In Barry Wood's Article “Buffett's silly talk about the US debt” he poses the question when the debt too much to handle and will it affect the US in similar ways as it has in Greece and other countries that defaulted. The main reason for the writing of this article was a statement made by Warren Buffett where he states “The United States is not going to have a debt crisis as long as we keep issuing our debts in our own currency. The only thing we have to worry about is the printing press and inflation.” which by economists and historical debt followers seemed to sound naïve and shortsighted from the comments on the subject provided within the article by Niall Ferguson, Allan Meltzer, and Carmen Reinhart to just to name a few.
From what I gather having a debt program where the US is almost matching GDP with it's spending seems uncertain and potentially dangerous. Inflation will ensue but at what rate is dependent on how the US debt is purchased and what advantages having debt can bring. Japan who owns a considerable amount of our debt just had a huge disaster which could get worse before it becomes better. This creates an indirect instability for the US. Though it's doubtful Japan will sell off our debt, it's not impossible. The way the monetary policy is being run it seems very Keynesian with very little planning for the future.
Say we have debt that matches our GDP or exceeds it by 2016 which at the moment we are supporting a 94% debt to GDP ratio. The US could come back due to the sale of securities like bonds, reinvesting in infrastructure, and low risk investing of the dollar. The US could sell it's debt as bonds to the top wealthy American people at favorable rates of return which would keep our economy local. Having tax incentives for investing in the US economy would also help reduce our debt. Overall the current rate of spending can't go on like it has. A combination of things need to be accomplished for both short and long term. All public programs need to be addressed which at the moment it seems only the programs that have a hard time putting up a fight are getting hit with lowered funding such as school. Taking a few percent from each program where the lesser needed ones get hit progressively higher would be a great path to go down.

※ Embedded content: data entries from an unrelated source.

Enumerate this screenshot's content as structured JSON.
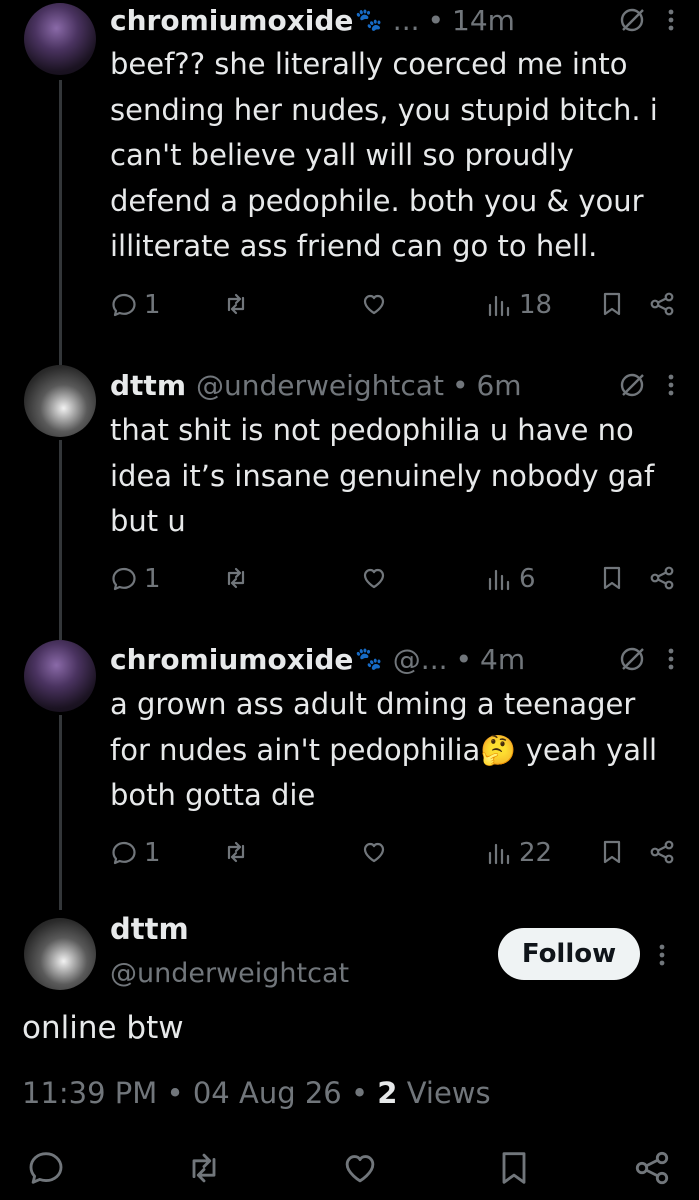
{
  "replies": [
    {
      "name": "chromiumoxide",
      "handle": "...",
      "time": "14m",
      "text": "beef?? she literally coerced me into sending her nudes, you stupid bitch. i can't believe yall will so proudly defend a pedophile. both you & your illiterate ass friend can go to hell.",
      "replies_count": "1",
      "views": "18"
    },
    {
      "name": "dttm",
      "handle": "@underweightcat",
      "time": "6m",
      "text": "that shit is not pedophilia u have no idea it’s insane genuinely nobody gaf but u",
      "replies_count": "1",
      "views": "6"
    },
    {
      "name": "chromiumoxide",
      "handle": "@...",
      "time": "4m",
      "text_before_emoji": "a grown ass adult dming a teenager for nudes ain't pedophilia",
      "emoji": "🤔",
      "text_after_emoji": " yeah yall both gotta die",
      "replies_count": "1",
      "views": "22"
    }
  ],
  "main_tweet": {
    "name": "dttm",
    "handle": "@underweightcat",
    "follow_label": "Follow",
    "text": "online btw",
    "time": "11:39 PM",
    "date": "04 Aug 26",
    "views_count": "2",
    "views_label": "Views"
  },
  "separator": "•",
  "icons": [
    "reply-icon",
    "retweet-icon",
    "like-icon",
    "views-icon",
    "bookmark-icon",
    "share-icon",
    "grok-icon",
    "more-icon",
    "paw-emoji",
    "thinking-emoji"
  ],
  "colors": {
    "background": "#000000",
    "text": "#e7e9ea",
    "muted": "#71767b",
    "thread_line": "#333639"
  }
}
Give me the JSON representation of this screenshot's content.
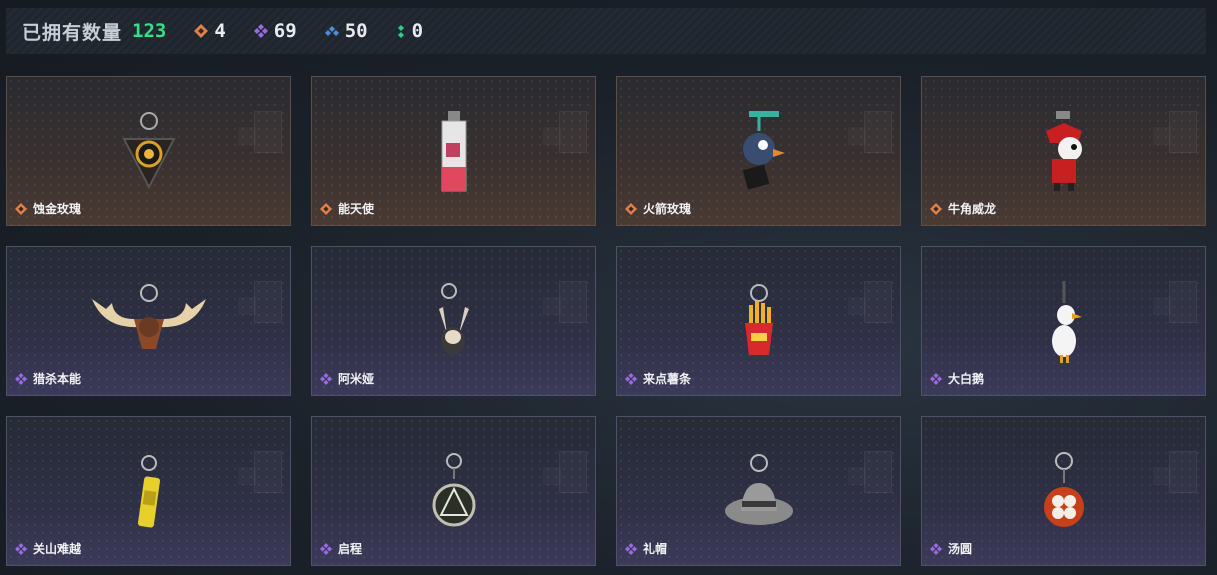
{
  "header": {
    "owned_label": "已拥有数量",
    "owned_count": "123",
    "stats": [
      {
        "icon": "orange-diamond-icon",
        "color": "#e0804a",
        "value": "4"
      },
      {
        "icon": "purple-diamond-icon",
        "color": "#9a6be0",
        "value": "69"
      },
      {
        "icon": "blue-diamond-icon",
        "color": "#4a90d9",
        "value": "50"
      },
      {
        "icon": "green-diamond-icon",
        "color": "#35c890",
        "value": "0"
      }
    ]
  },
  "items": [
    {
      "name": "蚀金玫瑰",
      "rarity": "orange",
      "icon": "rose-pendant-icon"
    },
    {
      "name": "能天使",
      "rarity": "orange",
      "icon": "angel-box-icon"
    },
    {
      "name": "火箭玫瑰",
      "rarity": "orange",
      "icon": "rocket-duck-icon"
    },
    {
      "name": "牛角威龙",
      "rarity": "orange",
      "icon": "red-dragon-icon"
    },
    {
      "name": "猎杀本能",
      "rarity": "purple",
      "icon": "antler-trophy-icon"
    },
    {
      "name": "阿米娅",
      "rarity": "purple",
      "icon": "rabbit-figure-icon"
    },
    {
      "name": "来点薯条",
      "rarity": "purple",
      "icon": "fries-icon"
    },
    {
      "name": "大白鹅",
      "rarity": "purple",
      "icon": "goose-icon"
    },
    {
      "name": "关山难越",
      "rarity": "purple",
      "icon": "yellow-can-icon"
    },
    {
      "name": "启程",
      "rarity": "purple",
      "icon": "mountain-medal-icon"
    },
    {
      "name": "礼帽",
      "rarity": "purple",
      "icon": "hat-icon"
    },
    {
      "name": "汤圆",
      "rarity": "purple",
      "icon": "tangyuan-bowl-icon"
    }
  ]
}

In going deeper into debt without the infrastructure to support it by reduction in schooling, less investing in small businesses, and reduction in fair macroeconomic practices(favoritism, tariffs) the US economy and therefore the world could tilt towards a meltdown. We saw this during the market failure in Asia where weak financial markets created a scare and everyone started pulling their assets from banks. Inflation is not a problem as yet and can help in places where debt is an issue but too much debt and the US risks losing investors like Japan and China by the US credit rating dropping which would hurt GDP, and create panic in financial markets. A sell-off of treasuries would result in a...